California’s almond crop is a prime example of our reliance on bees’ industriousness for our agriculture success. The state grows 80 percent of the world’s almonds, making it our largest agricultural export and bringing in a whopping $1.9 billion last year. The crop—with nearly 740,000 acres of almond trees planted—uses 1.3 million colonies of bees, approximately one half of all bees in the U.S., and is projected to grow to 1.5 million colonies. The U.S. Department of Agriculture is now predicting that Central Valley almond growers will produce about 1.53 billion pounds of almonds this year, up 8.5 percent last year. To meet the demand, bee colonies are trucked farther and more often than ever before and demand for bees has dramatically outstripped supply. Bee colonies, which a decade ago rented for $60, cost as much as $170 this February in California.

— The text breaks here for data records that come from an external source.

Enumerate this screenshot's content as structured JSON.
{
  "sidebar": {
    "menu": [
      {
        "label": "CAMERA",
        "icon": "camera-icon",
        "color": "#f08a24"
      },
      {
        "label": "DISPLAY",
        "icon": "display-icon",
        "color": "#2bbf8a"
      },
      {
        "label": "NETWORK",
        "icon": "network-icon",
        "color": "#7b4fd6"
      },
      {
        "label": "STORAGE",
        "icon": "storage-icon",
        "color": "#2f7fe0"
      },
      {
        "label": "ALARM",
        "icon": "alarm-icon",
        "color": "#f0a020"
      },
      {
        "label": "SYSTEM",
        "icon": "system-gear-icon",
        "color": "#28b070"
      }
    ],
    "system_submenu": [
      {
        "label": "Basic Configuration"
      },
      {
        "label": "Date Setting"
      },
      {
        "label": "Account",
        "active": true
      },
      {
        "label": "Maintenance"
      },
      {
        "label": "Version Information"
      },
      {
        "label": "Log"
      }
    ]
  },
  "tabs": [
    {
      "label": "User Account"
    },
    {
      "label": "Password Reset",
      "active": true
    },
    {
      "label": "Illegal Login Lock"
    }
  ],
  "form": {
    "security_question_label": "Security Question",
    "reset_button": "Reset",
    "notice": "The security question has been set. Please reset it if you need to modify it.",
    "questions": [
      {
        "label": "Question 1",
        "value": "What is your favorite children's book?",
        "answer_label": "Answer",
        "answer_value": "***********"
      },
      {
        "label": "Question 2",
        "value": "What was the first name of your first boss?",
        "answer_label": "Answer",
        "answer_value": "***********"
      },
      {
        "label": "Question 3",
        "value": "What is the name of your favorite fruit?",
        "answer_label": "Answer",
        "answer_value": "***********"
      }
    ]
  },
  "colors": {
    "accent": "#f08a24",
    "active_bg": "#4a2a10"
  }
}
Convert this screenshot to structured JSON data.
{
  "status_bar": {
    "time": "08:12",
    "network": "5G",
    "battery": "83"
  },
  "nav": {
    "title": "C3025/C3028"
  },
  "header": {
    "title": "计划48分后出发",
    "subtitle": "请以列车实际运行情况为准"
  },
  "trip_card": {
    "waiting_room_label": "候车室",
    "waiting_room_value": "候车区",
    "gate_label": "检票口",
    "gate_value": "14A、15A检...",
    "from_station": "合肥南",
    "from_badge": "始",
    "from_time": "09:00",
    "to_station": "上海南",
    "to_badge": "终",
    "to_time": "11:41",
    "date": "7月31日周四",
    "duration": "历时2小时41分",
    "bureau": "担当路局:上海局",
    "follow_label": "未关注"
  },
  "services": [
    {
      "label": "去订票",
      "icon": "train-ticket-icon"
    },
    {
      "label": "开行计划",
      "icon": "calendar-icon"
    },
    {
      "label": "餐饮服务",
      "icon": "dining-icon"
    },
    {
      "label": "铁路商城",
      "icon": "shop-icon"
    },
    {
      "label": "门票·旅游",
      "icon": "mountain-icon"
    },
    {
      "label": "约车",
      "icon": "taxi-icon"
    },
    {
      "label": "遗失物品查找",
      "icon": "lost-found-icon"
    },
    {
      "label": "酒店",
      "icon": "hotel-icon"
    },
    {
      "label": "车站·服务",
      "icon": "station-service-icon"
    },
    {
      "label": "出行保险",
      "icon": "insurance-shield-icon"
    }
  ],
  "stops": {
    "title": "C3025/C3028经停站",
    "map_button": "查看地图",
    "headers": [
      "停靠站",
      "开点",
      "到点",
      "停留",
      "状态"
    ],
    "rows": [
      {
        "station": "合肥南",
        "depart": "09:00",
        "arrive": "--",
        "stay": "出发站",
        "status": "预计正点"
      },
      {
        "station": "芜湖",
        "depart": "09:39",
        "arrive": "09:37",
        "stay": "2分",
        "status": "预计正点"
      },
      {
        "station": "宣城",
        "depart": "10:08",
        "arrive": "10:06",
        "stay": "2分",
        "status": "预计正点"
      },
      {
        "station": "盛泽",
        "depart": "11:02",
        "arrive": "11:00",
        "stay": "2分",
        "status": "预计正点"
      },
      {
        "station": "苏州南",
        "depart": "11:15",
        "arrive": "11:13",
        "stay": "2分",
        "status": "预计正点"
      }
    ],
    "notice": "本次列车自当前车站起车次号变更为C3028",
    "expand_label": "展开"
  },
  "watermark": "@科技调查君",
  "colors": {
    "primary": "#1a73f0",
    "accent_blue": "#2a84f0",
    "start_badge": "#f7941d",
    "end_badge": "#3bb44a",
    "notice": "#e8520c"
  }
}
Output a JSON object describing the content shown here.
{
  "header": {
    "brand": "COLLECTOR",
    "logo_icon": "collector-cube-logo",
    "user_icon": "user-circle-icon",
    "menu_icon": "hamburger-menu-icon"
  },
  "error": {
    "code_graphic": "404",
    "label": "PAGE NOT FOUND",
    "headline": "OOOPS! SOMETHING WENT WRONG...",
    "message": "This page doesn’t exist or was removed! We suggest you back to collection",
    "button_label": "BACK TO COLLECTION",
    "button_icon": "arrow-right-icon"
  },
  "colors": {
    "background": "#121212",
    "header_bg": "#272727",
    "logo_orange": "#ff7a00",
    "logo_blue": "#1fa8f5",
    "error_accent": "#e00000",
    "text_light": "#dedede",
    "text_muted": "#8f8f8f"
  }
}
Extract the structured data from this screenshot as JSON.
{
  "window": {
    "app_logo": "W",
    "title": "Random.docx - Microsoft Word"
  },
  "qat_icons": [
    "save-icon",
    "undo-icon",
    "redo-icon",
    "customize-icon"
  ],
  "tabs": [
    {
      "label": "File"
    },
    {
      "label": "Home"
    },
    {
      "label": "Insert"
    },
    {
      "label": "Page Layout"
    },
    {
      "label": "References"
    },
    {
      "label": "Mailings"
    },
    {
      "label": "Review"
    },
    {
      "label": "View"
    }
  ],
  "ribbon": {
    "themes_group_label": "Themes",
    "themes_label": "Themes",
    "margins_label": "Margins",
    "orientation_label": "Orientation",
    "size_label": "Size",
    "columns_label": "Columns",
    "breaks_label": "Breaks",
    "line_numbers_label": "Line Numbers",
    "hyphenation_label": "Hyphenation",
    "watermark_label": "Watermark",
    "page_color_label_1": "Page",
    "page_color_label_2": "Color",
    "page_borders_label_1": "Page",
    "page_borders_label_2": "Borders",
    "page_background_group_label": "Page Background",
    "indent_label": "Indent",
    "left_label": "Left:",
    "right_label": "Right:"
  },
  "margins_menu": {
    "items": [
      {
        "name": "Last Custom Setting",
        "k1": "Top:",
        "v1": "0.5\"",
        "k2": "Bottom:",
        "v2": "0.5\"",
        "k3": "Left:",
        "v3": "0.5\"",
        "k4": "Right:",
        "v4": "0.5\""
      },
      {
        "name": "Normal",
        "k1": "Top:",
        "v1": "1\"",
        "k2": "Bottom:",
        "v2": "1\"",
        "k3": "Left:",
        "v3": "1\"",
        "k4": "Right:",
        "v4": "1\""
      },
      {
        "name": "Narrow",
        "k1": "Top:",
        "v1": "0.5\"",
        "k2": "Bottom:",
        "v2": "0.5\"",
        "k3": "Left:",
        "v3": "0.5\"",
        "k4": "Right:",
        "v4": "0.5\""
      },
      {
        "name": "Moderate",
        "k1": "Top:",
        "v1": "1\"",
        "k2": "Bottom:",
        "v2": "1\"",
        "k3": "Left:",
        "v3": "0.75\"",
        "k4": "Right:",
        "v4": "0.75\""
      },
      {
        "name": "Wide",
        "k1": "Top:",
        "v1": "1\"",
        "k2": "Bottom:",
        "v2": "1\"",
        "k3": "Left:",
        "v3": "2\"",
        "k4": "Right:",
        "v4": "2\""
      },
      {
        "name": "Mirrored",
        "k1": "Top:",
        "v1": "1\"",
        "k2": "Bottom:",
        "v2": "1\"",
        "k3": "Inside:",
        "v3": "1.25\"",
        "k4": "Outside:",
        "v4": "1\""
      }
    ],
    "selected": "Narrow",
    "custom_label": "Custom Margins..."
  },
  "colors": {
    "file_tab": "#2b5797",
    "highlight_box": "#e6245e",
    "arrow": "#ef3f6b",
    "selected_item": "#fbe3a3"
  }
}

Few organic beekeepers have reported bee losses, suggesting that natural and organic bee keeping methods may be the solution. In addition, organic farmers who maintain wildlife habitat around their farms are helping to encourage bees to pollinate their crops. “The main difference between our farm and our conventional neighbors is the amount of wildlife and insect habitat that we have around the edge of our farm,” said Greg Massa, who manages Massa Organics, a fourth generation 90-acre certified organic rice farm near Chico. Massa started growing organic almonds six years ago, and works with a small, organic beekeeper in Oregon who brings in 30 hives to his farm. Massa’s farm has a large wildlife corridor which has been revegetated with native plants and covered in mustard, wild radish, and vetch, a favorite of bees and also a good nitrogen source for his rice crop.
Time might be running out for the bees, but there are simple actions we can take to make a difference. First, support organic farmers who don’t use pesticides and whose growing methods work in harmony with the natural life of bees. In particular, buy organic almonds. Don’t use pesticides in your home garden, especially at mid-day when bees most likely forage for nectar. You can also plant good nectar sources such as red clover, foxglove, bee balm, and other native plants to encourage bees to pollinate your garden. Provide clean water; even a simple bowl of water is beneficial. Buy local honey; it keeps small, diversified beekeepers in business, and beekeepers keep honeybees thriving. In addition, you can start keeping bees yourself. Backyard and urban beekeeping can actively help bring back our bees. Finally, you can work to preserve more open cropland and rangeland. Let’s use our political voices to support smart land use, the impact of which will not only result in cleaner water, soil, and air, but also just might help save the humble honeybee.